**Records to process:**
· · ·

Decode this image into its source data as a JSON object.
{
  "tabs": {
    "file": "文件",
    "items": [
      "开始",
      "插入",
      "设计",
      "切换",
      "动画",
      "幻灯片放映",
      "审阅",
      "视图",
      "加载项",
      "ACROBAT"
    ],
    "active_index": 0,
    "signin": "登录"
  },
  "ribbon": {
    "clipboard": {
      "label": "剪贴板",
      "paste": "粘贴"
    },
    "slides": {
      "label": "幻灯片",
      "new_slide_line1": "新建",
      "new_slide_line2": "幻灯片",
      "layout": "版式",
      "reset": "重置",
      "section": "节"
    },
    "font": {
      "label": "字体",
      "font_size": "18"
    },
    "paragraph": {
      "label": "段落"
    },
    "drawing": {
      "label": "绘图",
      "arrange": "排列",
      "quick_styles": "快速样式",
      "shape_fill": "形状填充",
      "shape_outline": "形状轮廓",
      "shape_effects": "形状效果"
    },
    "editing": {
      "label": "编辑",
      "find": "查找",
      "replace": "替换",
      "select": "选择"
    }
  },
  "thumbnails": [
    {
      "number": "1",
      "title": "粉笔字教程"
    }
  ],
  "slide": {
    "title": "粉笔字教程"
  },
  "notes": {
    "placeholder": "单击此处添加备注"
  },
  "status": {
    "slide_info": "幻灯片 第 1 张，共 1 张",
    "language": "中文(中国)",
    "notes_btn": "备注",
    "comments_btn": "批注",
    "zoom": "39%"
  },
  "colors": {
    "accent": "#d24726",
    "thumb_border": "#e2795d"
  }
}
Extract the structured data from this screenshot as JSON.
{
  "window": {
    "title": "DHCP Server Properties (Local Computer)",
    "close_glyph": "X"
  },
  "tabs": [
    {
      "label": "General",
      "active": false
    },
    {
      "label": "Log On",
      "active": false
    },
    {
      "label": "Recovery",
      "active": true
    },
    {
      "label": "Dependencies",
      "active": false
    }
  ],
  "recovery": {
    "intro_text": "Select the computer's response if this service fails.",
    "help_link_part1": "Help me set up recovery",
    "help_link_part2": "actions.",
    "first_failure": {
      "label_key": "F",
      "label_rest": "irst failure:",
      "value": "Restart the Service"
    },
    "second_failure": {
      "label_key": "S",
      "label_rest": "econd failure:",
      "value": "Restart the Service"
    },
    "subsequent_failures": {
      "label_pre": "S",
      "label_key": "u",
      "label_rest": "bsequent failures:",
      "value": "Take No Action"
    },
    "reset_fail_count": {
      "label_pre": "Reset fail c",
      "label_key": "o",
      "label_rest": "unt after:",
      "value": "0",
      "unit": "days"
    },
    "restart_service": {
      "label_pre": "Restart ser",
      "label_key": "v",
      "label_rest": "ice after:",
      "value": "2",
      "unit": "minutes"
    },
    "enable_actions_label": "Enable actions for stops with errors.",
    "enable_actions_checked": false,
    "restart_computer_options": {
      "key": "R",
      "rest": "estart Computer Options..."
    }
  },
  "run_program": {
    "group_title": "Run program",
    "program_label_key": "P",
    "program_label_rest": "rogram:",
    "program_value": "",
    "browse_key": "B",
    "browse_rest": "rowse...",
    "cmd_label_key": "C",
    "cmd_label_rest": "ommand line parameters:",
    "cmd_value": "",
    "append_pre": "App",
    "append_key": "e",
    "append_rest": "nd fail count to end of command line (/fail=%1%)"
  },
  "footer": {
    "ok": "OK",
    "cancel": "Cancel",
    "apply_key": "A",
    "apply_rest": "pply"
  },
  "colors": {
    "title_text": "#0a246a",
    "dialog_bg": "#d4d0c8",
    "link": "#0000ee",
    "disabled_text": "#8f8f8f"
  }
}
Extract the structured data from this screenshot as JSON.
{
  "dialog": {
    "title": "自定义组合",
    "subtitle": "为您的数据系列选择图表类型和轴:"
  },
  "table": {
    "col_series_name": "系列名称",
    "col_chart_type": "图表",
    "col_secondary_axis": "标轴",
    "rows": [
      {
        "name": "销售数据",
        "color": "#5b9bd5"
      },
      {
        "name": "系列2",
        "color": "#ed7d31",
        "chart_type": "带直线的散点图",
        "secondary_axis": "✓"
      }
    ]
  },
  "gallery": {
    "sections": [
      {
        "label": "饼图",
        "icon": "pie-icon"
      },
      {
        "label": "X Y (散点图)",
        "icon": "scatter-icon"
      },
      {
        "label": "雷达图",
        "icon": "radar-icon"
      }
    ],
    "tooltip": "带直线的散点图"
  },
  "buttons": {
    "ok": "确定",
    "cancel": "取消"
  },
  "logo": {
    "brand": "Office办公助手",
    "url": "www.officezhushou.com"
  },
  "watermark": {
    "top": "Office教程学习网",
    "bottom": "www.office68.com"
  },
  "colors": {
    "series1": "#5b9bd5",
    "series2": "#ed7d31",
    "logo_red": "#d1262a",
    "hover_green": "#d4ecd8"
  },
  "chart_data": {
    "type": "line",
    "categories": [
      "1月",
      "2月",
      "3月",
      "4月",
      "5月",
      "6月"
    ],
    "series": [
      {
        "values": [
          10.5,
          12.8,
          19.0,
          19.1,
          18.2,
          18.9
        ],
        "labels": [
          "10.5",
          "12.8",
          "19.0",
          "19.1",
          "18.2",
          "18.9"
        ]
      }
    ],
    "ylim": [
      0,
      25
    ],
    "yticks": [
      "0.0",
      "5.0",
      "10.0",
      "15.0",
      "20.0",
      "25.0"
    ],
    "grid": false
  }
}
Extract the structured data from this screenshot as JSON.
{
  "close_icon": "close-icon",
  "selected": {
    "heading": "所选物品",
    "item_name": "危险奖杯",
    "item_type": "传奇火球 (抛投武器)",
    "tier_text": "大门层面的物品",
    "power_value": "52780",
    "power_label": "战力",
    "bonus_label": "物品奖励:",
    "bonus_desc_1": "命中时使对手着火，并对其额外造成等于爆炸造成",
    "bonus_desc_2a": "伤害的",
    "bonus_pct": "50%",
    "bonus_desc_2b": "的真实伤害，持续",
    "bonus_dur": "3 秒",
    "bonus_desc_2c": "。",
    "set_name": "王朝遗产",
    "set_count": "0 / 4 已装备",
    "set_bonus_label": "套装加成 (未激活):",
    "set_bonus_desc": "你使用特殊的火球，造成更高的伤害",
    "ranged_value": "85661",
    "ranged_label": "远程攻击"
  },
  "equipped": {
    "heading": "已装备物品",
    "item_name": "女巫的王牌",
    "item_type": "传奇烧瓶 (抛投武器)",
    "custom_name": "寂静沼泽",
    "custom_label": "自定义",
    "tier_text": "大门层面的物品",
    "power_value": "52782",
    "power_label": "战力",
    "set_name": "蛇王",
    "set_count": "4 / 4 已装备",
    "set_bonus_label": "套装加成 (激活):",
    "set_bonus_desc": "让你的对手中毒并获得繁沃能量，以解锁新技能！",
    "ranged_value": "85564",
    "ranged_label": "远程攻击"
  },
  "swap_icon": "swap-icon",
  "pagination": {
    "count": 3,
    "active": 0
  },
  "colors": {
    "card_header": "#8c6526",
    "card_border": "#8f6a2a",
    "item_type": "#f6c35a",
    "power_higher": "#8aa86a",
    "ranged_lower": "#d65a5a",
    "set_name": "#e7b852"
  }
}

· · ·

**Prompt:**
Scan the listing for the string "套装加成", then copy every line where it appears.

**Expected answer:**
    "set_bonus_label": "套装加成 (未激活):",
    "set_bonus_label": "套装加成 (激活):",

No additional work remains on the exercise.